Last weekend, I took my sons to see Woody Allen's "Match Point." It's about a former tennis pro named Chris who gets himself into a jam.
Chris is working at an upscale London tennis club when he meets a wealthy fellow named Tom. Tom introduces Chris to his sister, Chloe, with whom he falls in love (or, at least, "in like"). To help enhance Chris' social stature and bank account, Chloe gets Chris a cushy job with her daddy's firm. Then, Chris and Chloe get engaged, married and start struggling to have babies.
Through it all, Chris is having an affair with Tom's girlfriend, Nola. Time and again, Chris professes his undying love to both his wife and his mistress. And we know, we just know, that someone's going to find him out, and when they do, no one will live happily ever after.
"Match Point" is about rocks, hard places and the anxiety inherent in playing both sides against the middle. It's also about luck-the kind it takes to play both sides and get away with it.
I had this notion on the brain while watching the news last week.
At the Statehouse, I heard folks hailing the possibility that Japanese automaker Toyota might build hybrid Camrys in Lafayette, creating up to 1,000 new jobs.
But from the same corridors, I heard dire warnings that we dare not take the $3.85 billion dangled by "foreign investors" to lease, operate and maintain the Indiana Toll Road, even though the deal would fund lots of other road projects and all the jobs that go with them.
Apparently, you can play both sides against the middle in the Legislature: It's OK for "foreigners" to invest in car-making here, but not in the roads that carry them.
The Legislature played both sides in other ways, too. In rejecting Gov. Mitch Daniels' proposed cigarette tax hike, legislators said they hadn't been told where the money would go. Then they turned around and passed a property-tax cut without telling us where the money would come from.
There was also news from the Middle East. For years, President Bush has said that the United States wants to restore democracy to that troubled region. He's explained over and over that the wars in Iraq and Afghanistan were waged, in part, so citizens there could elect leaders of their choosing.
But from the same White House last week, I heard grave concern that the Palestinian people had freely and overwhelmingly elected Hamas leaders that we don't like. We don't like them because they're hell-bent on destroying Israel.
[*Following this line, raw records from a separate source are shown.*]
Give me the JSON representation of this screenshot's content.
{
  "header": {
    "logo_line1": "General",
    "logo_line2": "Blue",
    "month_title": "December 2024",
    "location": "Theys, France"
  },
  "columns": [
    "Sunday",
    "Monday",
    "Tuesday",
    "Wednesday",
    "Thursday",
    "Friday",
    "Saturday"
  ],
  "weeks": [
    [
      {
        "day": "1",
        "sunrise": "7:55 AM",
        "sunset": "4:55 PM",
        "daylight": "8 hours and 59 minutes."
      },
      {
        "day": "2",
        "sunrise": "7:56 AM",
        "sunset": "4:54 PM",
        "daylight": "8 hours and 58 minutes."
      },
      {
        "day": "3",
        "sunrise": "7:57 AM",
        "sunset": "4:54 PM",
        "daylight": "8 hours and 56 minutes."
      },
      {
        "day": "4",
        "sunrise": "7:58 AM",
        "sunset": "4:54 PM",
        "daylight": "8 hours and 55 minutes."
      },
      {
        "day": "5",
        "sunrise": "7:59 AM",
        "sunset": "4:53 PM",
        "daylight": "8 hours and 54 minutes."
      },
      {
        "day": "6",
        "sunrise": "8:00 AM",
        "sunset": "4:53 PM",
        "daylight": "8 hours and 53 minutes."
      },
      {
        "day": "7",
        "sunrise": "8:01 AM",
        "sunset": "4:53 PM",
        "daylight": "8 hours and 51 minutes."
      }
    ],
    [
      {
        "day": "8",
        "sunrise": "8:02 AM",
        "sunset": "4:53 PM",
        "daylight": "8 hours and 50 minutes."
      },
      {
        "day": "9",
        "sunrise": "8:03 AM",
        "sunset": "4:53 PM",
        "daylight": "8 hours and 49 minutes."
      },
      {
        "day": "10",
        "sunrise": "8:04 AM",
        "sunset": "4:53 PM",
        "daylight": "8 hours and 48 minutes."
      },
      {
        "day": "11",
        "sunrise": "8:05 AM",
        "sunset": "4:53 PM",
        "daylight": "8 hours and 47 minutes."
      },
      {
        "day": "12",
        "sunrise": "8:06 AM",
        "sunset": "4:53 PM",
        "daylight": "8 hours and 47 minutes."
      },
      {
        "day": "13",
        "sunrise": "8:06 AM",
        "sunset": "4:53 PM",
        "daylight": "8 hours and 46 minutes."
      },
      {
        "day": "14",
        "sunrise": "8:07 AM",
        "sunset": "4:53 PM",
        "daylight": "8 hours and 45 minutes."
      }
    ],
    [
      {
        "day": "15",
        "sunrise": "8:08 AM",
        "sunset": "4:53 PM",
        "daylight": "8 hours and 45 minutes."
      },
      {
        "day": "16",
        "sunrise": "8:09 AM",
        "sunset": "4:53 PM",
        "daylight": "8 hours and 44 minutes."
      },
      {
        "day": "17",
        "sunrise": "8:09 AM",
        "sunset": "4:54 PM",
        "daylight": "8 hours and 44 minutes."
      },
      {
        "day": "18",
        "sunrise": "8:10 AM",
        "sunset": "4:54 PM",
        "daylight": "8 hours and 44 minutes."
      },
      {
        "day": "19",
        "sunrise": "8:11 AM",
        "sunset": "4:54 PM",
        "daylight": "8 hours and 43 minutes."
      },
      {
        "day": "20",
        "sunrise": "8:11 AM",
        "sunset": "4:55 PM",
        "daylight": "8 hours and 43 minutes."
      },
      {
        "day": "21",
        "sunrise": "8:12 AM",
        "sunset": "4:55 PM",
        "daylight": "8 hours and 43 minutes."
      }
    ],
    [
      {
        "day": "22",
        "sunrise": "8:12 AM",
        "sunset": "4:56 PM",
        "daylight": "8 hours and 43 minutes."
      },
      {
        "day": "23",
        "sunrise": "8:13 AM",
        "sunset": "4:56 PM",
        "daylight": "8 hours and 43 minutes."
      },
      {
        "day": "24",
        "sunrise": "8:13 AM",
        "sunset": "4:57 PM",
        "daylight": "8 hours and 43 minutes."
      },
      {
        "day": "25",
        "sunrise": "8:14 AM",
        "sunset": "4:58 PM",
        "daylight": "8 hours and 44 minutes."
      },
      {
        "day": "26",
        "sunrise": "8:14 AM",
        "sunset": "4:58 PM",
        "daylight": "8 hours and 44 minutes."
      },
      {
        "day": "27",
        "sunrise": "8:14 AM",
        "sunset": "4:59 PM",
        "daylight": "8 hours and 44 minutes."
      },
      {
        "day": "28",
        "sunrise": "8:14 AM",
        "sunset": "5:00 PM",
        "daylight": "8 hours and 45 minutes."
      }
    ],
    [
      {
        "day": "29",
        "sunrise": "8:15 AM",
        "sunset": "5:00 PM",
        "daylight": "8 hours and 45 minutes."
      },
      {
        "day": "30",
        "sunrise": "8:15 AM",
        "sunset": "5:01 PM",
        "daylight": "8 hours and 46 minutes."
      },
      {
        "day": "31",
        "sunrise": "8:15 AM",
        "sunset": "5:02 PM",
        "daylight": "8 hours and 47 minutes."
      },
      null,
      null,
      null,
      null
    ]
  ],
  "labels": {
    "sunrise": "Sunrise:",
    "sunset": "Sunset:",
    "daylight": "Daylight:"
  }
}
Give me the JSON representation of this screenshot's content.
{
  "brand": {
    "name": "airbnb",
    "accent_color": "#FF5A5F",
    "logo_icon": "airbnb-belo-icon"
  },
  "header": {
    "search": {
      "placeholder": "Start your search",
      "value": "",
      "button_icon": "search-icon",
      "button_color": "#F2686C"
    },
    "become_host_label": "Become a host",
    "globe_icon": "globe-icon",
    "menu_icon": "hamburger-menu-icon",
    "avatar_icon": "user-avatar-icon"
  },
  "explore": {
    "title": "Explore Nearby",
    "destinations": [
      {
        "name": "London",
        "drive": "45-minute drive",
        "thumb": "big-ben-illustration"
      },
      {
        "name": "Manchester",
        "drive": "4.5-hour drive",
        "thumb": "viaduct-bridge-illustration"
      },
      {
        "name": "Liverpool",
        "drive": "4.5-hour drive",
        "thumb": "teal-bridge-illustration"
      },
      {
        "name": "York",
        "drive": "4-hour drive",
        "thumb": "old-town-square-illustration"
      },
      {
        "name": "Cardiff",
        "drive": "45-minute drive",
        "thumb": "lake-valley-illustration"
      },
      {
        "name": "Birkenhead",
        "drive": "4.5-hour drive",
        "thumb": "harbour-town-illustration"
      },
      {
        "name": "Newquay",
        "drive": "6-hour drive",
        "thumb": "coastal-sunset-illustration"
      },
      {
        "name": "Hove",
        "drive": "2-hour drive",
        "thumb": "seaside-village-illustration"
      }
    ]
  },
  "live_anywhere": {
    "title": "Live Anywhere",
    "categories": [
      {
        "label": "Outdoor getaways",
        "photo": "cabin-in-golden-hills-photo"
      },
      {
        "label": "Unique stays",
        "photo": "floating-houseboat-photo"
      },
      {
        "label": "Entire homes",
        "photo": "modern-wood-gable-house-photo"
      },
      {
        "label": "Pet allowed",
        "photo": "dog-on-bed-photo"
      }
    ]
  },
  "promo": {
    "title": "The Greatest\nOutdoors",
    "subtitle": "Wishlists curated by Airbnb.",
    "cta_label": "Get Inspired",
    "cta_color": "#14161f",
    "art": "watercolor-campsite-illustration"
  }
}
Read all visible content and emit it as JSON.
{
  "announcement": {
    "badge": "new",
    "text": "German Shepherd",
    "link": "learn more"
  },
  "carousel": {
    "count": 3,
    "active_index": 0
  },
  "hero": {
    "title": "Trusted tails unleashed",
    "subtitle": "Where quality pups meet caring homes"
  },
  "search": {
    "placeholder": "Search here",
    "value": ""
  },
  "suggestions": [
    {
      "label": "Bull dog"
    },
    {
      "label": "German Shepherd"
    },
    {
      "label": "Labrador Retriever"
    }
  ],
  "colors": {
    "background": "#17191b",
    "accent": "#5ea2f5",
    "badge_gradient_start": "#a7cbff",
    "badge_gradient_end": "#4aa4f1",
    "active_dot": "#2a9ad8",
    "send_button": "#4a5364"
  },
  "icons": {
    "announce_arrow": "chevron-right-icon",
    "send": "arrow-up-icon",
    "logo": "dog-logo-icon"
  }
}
So now there's talk of cutting off the Palestinian people financially if their democratically elected leaders won't buck the people who freely elected them and do what the U.S. of A. wants instead. Apparently, you can play both sides against the middle in foreign policy: It's OK to advocate and even kill for democracy, so long as the winners are people you like who will do what you want.
Tuesday night, I watched the State of the Union address. I always watch the State of the Union address. I like the pomp and circumstance. I like to hear what the speechwriters have crafted. I like to see who gets singled out for reaction shots, what their facial expressions say, which party sits or stands, and who's sitting in the balcony next to the first spouse.
But because I watch so many State of the Union and other political speeches, the political junkie in me was hearing echoes of addresses past and imagining back-room partisans backed into a corner and praying no one notices.
I watched Sen. John McCain, the longtime champion of political ethics and campaign reform, chuckle when President Bush, who had out-muscled him in the 2000 primaries and whose White House fought his reform efforts just a few years ago, called for lobbying reform.
I watched Sen. Hillary Clinton, whose husband championed health care for all and who headed the failed effort to accomplish that goal, cringe when the president, whose administration has witnessed tremendous increases in uninsured Americans, called for health care for all.
And while I couldn't see former Vice President Al Gore (he's presumably hosting a TV show or narrating a movie somewhere), I can only imagine his grin when the man who mocked him for promoting alternatives to the internal-combustion engine called for new technologies and innovation to free us all from our addiction to foreign oil.
But hey, when it comes to playing both sides against the middle and escaping notice, politicians have it much easier than Woody Allen's adulterous protagonist. After all, in a nation that pays more attention to "American Idol" than American government, well, you could walk a mile in John Kerry's flip-flops and no one would ever notice
Hetrick is president and CEO of Hetrick Communications Inc., an Indianapolis-based public relations and marketing communications firm. His column appears weekly. To comment on this column, go to IBJ Forum at www.ibj.comor send e-mail to email@example.com.